Kimmerer’s search leads her to wonder if mosses were too small to be thought worthy of documentation. In “The Web of Reciprocity” she finally discovers that it was women who took advantage of mosses’ absorption qualities including wrapping baby’s bottoms in mosses. Mosses were also used as insulation in cabins and to dry wet boots. In the forest, mosses nourish and sustain many plant and animal species by providing shelter, moisture, nesting material, and nurseries for seeds and saplings. They are the thread that binds together the elements of the forest.
As in every true love story, once mosses have stolen our hearts, our hearts are broken by the latter essays highlighting human acts of greed and lack of respect for nature. We read about the utter devastation left behind a clear cut forest, the insanity of a rich estate owner who destroys an ancient moss stand in an attempt to create an artificial moss garden for personal pleasure, and the author’s horror at discovering 100 year old mosses in florist displays – mosses which grew together with their sapling host for 100 years and cannot ever regenerate on mature trees. Kimmerer admits to her own attachment to the material world: her beloved books whose pages were once moss covered trees, the oak of her desk, the wood paneling in her study, the smell of a wood fire on a cold night. While there is no resolution between these worlds, she shows us the way of the mosses – a lush, balanced and interconnected universe in which only what is needed is taken, and infinitely more is given back.
Comments from our readers – Gathering Moss
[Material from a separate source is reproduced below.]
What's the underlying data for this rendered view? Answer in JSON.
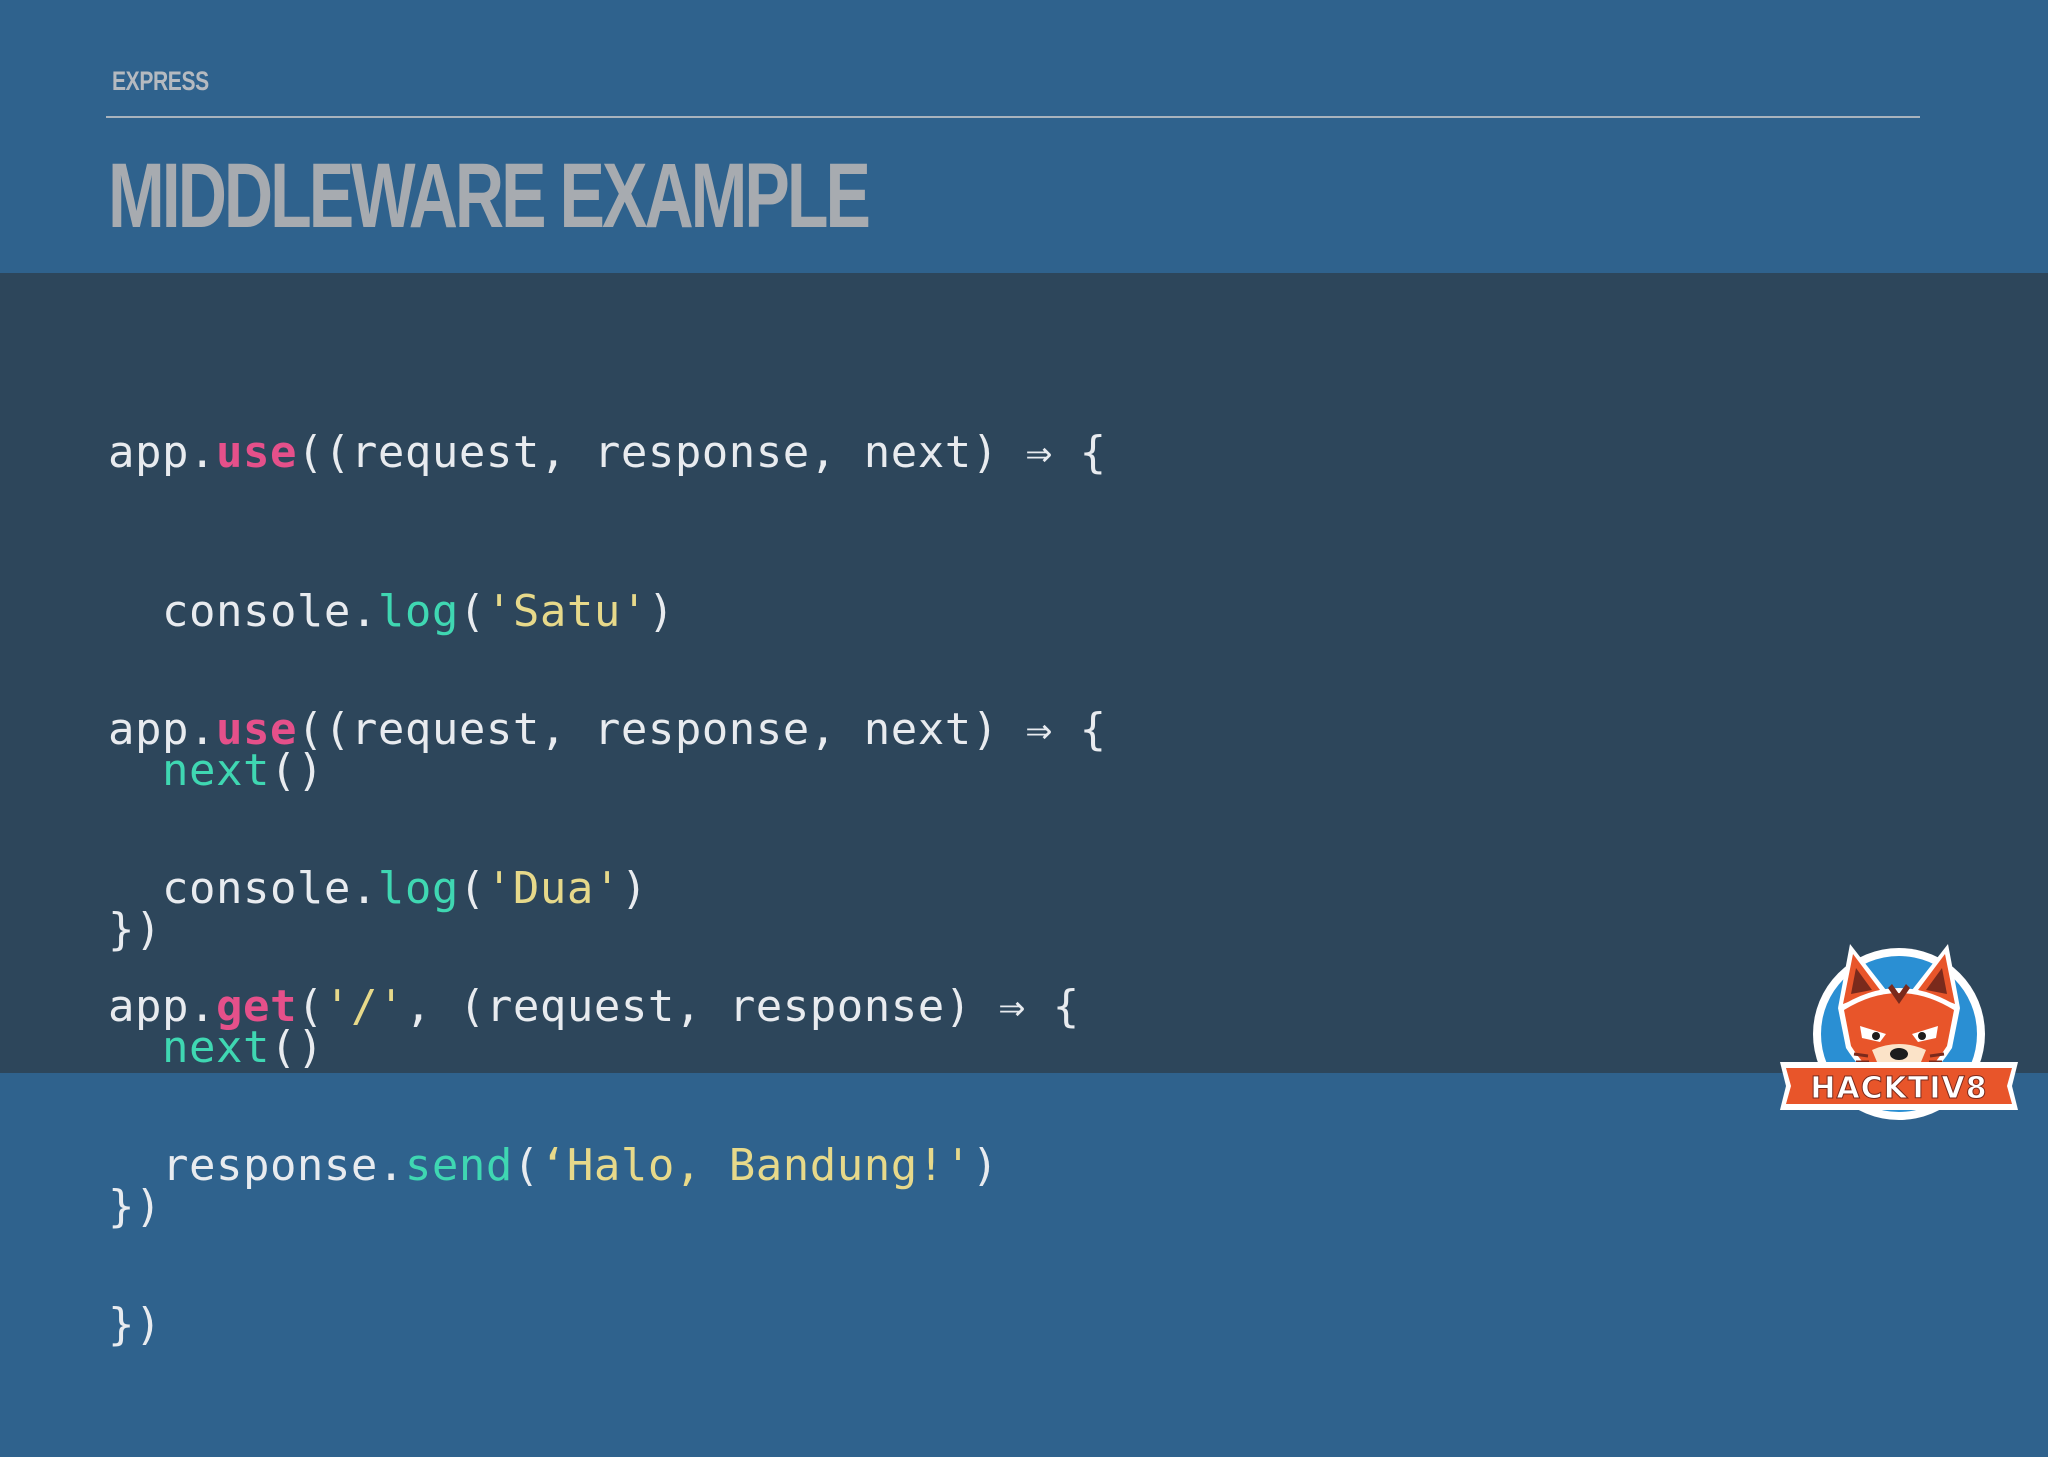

* Steve and Pati: Gathering Moss. Gathering experience. I often take for granted the smaller, less complex parts of our surrounding whole. The book was a great reminder that there is so much going on literally beneath our feet. The essays brought forth a world of plant life that I rarely thought about and definitely never appreciated. This book reinforced the age old axiom confirmed by any reader, that books always open a window to new experiences and expansion of our minds. From mosses that lay dormant and dry for 40 years only to “reanimate” within minutes, to their remarkable ability to establish an existence where others have failed, these essays provided enjoyable and sobering insight into the ecology of a plant that is far more than just a “carpet in the forest”.
* Joe commented on “Kickapoo” in which Kimmmerer describes her studies of the effects of disturbance and its important role in diversity as she bobs up and down in her canoe while collecting data from the cliffs of the Kickapoo River, and reminded us of how disturbance, such as the recent great snow storm of 2009, is an important natural element which ultimately provides some species with opportunity. He also commented on “The Owner” which concludes with the vision of a crazy quilt of mosses created by Roundup which was used to kill all vegetation. Since mosses have such primitive systems, they are immune to many pesticides.
* Ann: An eye opening book about mosses and their role in the ecological process. Robin Kimmerer is a wonderful writer who makes her stories on mosses come alive through associations with our everyday lives. Just knowing I was reading the book for book club has made me so much more aware of the mosses that surround us on a certain level.
* Ellie Daley: Everyone should try this at home! Take a dried up moss and pour water over it. Grab a magnifying glass and observe for about 20 minutes – watch for yourself as the moss revives. (Described in the essay, “An Affinity for Water’)